Book the Second, 'Cyprian Rougemont' (1830): Thorneycroft, Sandman and Tinker (with Ginger) continue their pursuit led by another, who is the brother of Rougemont's second victim, Clara Paston. They enter a mysterious mansion, and becoming trapped in a chamber and locked into enchanted or mechanically-contrived chairs three of them are muffled by bell-masks which descend from the ceiling, and then plunged through traps in the floor. Flapdragon appears and attempts to help them find Ebba, while Paston, Ginger and Thorneycroft find Rougemont and confront him with pistols, but Rougemont is impervious to the bullets. Thorneycroft, Tinker and Sandman are trapped in a pit over which an iron roof closes by a giant mechanical contrivance, and Ebba is never found again. Auriol, meanwhile, awakes to find himself in Elizabethan costume, chained in a vaulted dungeon. The voice of Rougemont addresses him, telling him that he has been mad, but that he has given him a potion to heal him, and is his keeper. James I is now the King of England. Old Dr Lamb is still living, and his dwarf Flapdragon, and Auriol is taken to him, where they begin to hope that Auriol's cure has been effected. He becomes convinced that he has lived centuries in a few nights and has awakened from a delusion... but even in the last sentence, addressing Dr Lamb, the author relates what he says to his supposed grandsire.

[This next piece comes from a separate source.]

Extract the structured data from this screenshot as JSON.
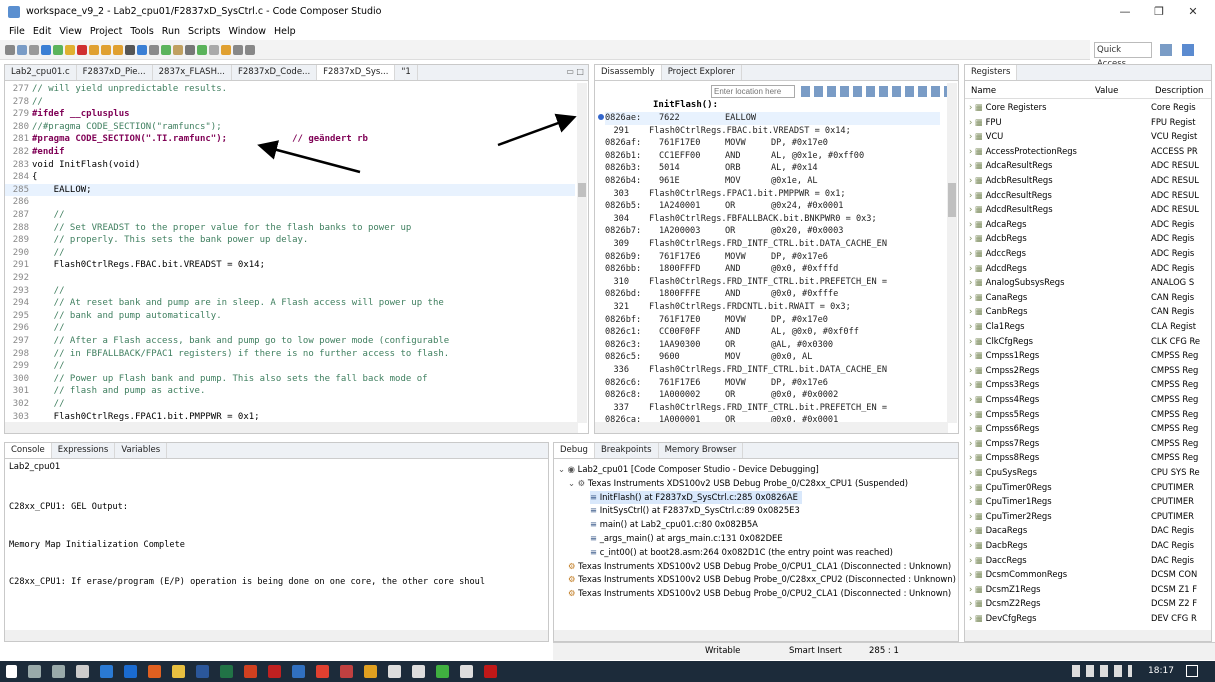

External links[edit]

References[edit]

  • Bleiler, Everett (1948). The Checklist of Fantastic Literature. Chicago: Shasta Publishers. p. 19.